DATASET RECORDS:

━━━━━━━━━━━━━━━━

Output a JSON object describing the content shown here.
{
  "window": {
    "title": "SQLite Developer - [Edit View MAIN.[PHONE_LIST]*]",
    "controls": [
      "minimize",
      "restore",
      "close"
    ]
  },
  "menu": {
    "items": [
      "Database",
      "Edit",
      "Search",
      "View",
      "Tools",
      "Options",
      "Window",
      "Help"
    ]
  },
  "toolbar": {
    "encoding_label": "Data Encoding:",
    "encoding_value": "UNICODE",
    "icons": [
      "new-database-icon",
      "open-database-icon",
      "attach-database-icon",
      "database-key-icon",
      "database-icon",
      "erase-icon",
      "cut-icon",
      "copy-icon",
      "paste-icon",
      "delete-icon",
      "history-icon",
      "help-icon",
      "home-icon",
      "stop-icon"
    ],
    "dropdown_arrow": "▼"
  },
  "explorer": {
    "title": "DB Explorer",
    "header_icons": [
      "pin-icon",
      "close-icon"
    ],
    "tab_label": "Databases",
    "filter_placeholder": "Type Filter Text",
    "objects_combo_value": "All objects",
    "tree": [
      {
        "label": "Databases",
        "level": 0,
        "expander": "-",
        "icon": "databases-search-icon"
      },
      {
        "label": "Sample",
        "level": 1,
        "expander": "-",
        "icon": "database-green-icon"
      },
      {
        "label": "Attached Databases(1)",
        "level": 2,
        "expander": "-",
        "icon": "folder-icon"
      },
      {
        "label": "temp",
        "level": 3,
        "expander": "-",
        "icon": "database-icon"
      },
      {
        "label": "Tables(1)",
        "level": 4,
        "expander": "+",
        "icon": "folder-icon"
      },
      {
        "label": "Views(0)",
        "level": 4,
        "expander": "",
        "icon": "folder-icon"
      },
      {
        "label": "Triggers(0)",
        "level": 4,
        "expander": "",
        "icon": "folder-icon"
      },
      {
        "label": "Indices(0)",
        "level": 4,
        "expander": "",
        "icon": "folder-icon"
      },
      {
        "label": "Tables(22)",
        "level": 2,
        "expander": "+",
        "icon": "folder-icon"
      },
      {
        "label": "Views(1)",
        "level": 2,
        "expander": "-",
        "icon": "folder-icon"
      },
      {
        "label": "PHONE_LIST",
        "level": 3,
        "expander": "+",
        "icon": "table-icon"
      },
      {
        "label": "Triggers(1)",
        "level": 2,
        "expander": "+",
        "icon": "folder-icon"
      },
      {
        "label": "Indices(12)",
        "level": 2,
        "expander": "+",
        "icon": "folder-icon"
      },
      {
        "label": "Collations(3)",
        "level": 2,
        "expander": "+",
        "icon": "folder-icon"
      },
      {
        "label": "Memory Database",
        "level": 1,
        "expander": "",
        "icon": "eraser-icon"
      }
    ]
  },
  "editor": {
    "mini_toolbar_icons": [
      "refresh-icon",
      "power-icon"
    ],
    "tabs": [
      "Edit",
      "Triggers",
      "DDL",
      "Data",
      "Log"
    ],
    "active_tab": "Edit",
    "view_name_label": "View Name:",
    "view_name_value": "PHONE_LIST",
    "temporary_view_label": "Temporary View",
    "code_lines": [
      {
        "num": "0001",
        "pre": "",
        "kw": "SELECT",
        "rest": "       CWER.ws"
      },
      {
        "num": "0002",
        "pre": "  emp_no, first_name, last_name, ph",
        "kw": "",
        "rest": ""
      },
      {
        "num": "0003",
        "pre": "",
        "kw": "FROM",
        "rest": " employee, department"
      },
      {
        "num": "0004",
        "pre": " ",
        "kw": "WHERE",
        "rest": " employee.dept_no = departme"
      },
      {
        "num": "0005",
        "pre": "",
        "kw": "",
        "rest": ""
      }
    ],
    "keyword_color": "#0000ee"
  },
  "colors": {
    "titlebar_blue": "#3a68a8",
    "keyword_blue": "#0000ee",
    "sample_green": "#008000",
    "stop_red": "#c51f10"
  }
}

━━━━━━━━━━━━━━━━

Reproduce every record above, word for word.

TASK OUTPUT:
Output a JSON object describing the content shown here.
{
  "window": {
    "title": "SQLite Developer - [Edit View MAIN.[PHONE_LIST]*]",
    "controls": [
      "minimize",
      "restore",
      "close"
    ]
  },
  "menu": {
    "items": [
      "Database",
      "Edit",
      "Search",
      "View",
      "Tools",
      "Options",
      "Window",
      "Help"
    ]
  },
  "toolbar": {
    "encoding_label": "Data Encoding:",
    "encoding_value": "UNICODE",
    "icons": [
      "new-database-icon",
      "open-database-icon",
      "attach-database-icon",
      "database-key-icon",
      "database-icon",
      "erase-icon",
      "cut-icon",
      "copy-icon",
      "paste-icon",
      "delete-icon",
      "history-icon",
      "help-icon",
      "home-icon",
      "stop-icon"
    ],
    "dropdown_arrow": "▼"
  },
  "explorer": {
    "title": "DB Explorer",
    "header_icons": [
      "pin-icon",
      "close-icon"
    ],
    "tab_label": "Databases",
    "filter_placeholder": "Type Filter Text",
    "objects_combo_value": "All objects",
    "tree": [
      {
        "label": "Databases",
        "level": 0,
        "expander": "-",
        "icon": "databases-search-icon"
      },
      {
        "label": "Sample",
        "level": 1,
        "expander": "-",
        "icon": "database-green-icon"
      },
      {
        "label": "Attached Databases(1)",
        "level": 2,
        "expander": "-",
        "icon": "folder-icon"
      },
      {
        "label": "temp",
        "level": 3,
        "expander": "-",
        "icon": "database-icon"
      },
      {
        "label": "Tables(1)",
        "level": 4,
        "expander": "+",
        "icon": "folder-icon"
      },
      {
        "label": "Views(0)",
        "level": 4,
        "expander": "",
        "icon": "folder-icon"
      },
      {
        "label": "Triggers(0)",
        "level": 4,
        "expander": "",
        "icon": "folder-icon"
      },
      {
        "label": "Indices(0)",
        "level": 4,
        "expander": "",
        "icon": "folder-icon"
      },
      {
        "label": "Tables(22)",
        "level": 2,
        "expander": "+",
        "icon": "folder-icon"
      },
      {
        "label": "Views(1)",
        "level": 2,
        "expander": "-",
        "icon": "folder-icon"
      },
      {
        "label": "PHONE_LIST",
        "level": 3,
        "expander": "+",
        "icon": "table-icon"
      },
      {
        "label": "Triggers(1)",
        "level": 2,
        "expander": "+",
        "icon": "folder-icon"
      },
      {
        "label": "Indices(12)",
        "level": 2,
        "expander": "+",
        "icon": "folder-icon"
      },
      {
        "label": "Collations(3)",
        "level": 2,
        "expander": "+",
        "icon": "folder-icon"
      },
      {
        "label": "Memory Database",
        "level": 1,
        "expander": "",
        "icon": "eraser-icon"
      }
    ]
  },
  "editor": {
    "mini_toolbar_icons": [
      "refresh-icon",
      "power-icon"
    ],
    "tabs": [
      "Edit",
      "Triggers",
      "DDL",
      "Data",
      "Log"
    ],
    "active_tab": "Edit",
    "view_name_label": "View Name:",
    "view_name_value": "PHONE_LIST",
    "temporary_view_label": "Temporary View",
    "code_lines": [
      {
        "num": "0001",
        "pre": "",
        "kw": "SELECT",
        "rest": "       CWER.ws"
      },
      {
        "num": "0002",
        "pre": "  emp_no, first_name, last_name, ph",
        "kw": "",
        "rest": ""
      },
      {
        "num": "0003",
        "pre": "",
        "kw": "FROM",
        "rest": " employee, department"
      },
      {
        "num": "0004",
        "pre": " ",
        "kw": "WHERE",
        "rest": " employee.dept_no = departme"
      },
      {
        "num": "0005",
        "pre": "",
        "kw": "",
        "rest": ""
      }
    ],
    "keyword_color": "#0000ee"
  },
  "colors": {
    "titlebar_blue": "#3a68a8",
    "keyword_blue": "#0000ee",
    "sample_green": "#008000",
    "stop_red": "#c51f10"
  }
}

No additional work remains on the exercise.